Nevertheless, although the state of knowledge has changed significantly as a result of the financial crisis and we have gained additional experience, we still have much to learn about the full characteristics of asset bubbles. For example, why do they form? Why do they burst? Can they be quantified? What are the welfare implications of bubbles? Who benefits from sharp increases in housing prices? What are the potential costs of the housing bubble bursting? We need further research to learn more about asset price bubbles in order to reduce their potential for great damage.
About the Authors
Douglas Evanoff is vice president and senior research advisor for banking issues in the economic research department at the Federal Reserve Bank of Chicago. He is also an adjunct professor at DePaul University. His research has been published in leading academic journals, and he has also edited a number of books addressing issues associated with financial institutions.
George Kaufman is the John Smith Professor of Finance and Economics at Loyola University Chicago. He has published widely in leading academic journals and authored and edited numerous books. He is past president of several Finance Associations and served on the board of directors of the American Finance Association.
Anastasios G. Malliaris is the Walter F. Mullady Sr. Professor of Economics and Finance at Loyola University Chicago. He is a recognized expert and has published widely in both professional journals and books in the areas of quantitative analysis in economics and the economics of asset price bubbles.
1. For more details see IMF (2003) “When Bubbles Burst,” World Economic and Financial Surveys, International Monetary Fund: Washington, DC.
2. Importantly, the time period analyzed is generally considered to be a relatively stable period. The adverse effects are thought to be significantly worse in select periods of bursting bubbles; e.g., in the U.S. in the 1930s or the Great Recession of 2007-2009.
3. A bust is defined as a peak to trough price change that is in the most negative quartile of price decreases in the sample. For equity markets this required at least a 37% correction from peak to trough.
4. Given our definition of a bust, house (equity) prices had to decline a minimum of 14% (37%) over the sample periods.
5. A boom or bubble is defined as a trough to peak price change that is in the top quartile of price increases.

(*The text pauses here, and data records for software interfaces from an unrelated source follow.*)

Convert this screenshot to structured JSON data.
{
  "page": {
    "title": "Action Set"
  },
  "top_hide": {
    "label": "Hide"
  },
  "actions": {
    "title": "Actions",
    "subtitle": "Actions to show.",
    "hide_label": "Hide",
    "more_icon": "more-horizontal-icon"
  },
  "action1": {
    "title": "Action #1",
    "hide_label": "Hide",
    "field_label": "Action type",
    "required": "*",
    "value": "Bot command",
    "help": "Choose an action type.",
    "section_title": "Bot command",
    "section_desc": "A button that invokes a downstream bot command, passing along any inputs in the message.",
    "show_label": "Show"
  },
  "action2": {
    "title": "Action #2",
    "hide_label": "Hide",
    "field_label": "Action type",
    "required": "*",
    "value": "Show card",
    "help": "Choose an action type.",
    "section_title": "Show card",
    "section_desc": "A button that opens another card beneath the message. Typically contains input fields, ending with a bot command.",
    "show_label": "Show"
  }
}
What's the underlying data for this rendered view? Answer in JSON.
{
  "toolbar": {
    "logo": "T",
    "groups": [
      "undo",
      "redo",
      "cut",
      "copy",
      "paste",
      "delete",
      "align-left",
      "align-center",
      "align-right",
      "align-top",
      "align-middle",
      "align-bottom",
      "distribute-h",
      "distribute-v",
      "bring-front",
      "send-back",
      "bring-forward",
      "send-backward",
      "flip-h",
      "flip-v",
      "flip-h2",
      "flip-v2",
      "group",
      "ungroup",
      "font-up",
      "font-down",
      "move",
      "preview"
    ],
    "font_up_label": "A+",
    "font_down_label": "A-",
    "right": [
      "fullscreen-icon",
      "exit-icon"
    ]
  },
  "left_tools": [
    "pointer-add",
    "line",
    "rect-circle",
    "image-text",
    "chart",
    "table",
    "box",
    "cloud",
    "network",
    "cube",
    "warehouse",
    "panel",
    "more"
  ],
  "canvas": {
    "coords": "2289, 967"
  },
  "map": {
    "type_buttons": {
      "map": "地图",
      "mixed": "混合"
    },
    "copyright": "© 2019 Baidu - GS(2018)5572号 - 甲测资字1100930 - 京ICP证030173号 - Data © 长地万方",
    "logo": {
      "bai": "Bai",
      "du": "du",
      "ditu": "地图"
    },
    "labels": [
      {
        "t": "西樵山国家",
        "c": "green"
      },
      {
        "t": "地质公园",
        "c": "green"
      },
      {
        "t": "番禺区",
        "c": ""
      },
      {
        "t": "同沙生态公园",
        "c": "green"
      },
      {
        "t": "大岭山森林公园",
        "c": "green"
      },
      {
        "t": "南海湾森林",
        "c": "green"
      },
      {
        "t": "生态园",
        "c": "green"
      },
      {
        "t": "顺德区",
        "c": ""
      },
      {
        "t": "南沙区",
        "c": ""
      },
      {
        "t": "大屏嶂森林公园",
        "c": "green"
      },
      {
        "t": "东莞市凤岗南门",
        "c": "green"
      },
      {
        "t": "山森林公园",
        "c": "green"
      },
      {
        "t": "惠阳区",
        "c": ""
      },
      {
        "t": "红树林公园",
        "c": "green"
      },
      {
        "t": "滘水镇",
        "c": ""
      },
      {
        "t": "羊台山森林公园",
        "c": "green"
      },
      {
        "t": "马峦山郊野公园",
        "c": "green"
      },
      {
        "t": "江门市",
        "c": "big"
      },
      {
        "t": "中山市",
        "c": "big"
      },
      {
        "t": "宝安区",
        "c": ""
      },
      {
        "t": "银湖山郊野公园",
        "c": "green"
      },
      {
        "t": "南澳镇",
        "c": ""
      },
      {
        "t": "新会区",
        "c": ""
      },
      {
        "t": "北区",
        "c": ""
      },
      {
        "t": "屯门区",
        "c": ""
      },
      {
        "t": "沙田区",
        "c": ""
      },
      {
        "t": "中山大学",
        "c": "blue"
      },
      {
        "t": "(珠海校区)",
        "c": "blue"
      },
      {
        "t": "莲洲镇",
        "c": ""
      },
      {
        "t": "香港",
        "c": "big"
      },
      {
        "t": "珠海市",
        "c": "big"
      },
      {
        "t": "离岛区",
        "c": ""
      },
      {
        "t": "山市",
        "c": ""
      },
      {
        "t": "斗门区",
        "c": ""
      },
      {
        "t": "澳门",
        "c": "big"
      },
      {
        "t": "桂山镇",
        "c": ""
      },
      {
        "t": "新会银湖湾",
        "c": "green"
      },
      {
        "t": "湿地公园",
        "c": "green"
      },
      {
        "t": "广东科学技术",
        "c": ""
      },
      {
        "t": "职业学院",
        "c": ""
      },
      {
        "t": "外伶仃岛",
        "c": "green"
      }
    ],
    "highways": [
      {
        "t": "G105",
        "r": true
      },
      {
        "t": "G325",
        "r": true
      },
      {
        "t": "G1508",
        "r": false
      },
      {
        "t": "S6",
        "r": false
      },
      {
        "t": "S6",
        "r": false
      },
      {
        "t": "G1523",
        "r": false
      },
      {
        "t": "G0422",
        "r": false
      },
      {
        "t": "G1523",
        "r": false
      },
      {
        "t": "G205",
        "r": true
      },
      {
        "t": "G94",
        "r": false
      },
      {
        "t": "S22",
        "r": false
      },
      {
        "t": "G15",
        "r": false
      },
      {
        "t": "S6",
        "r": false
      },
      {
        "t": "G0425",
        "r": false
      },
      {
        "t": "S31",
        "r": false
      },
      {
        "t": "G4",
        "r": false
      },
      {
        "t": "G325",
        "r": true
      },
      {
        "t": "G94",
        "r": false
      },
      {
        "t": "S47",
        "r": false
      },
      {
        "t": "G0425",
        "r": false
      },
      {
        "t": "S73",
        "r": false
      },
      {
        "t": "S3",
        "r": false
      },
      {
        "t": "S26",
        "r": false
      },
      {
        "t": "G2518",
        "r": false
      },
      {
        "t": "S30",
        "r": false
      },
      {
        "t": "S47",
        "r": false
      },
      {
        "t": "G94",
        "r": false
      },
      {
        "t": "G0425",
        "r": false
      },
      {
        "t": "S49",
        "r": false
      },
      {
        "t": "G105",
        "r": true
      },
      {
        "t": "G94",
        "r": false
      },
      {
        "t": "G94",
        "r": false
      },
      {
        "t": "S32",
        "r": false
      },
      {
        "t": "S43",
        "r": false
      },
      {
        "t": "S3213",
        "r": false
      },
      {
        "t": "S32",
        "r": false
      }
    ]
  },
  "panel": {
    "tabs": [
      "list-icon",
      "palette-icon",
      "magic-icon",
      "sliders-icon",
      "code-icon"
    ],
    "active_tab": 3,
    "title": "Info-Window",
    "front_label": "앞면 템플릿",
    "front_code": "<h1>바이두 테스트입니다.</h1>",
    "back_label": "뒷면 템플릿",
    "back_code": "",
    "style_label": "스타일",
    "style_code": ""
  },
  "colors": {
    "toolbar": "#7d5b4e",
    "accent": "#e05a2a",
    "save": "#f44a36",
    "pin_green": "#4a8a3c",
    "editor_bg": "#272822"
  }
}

6. This is likely an implicit, instead of an explicit calculation. However, a decision would have to be made regarding whether policy should deviate from ‘typical policy.’
7. Interestingly, at the Jackson Hole Conference in 2007 Martin Feldstein discussed the possibility of significantly reducing the Fed-Funds rate (by 100 basis points) to offset the “potential” for a recession and adverse impact of turmoil in credit markets. This is a classic example of an ex ante, “risk-based” policy approach to managing financial instability.
8. Greenspan, A. (1996), “The Challenge of Central Banking in a Democratic Society.” Remarks delivered at the Annual Dinner and Francis Boyer Lecture of the American Enterprise Institute for Public Policy Research, Washington, D.C., December 5.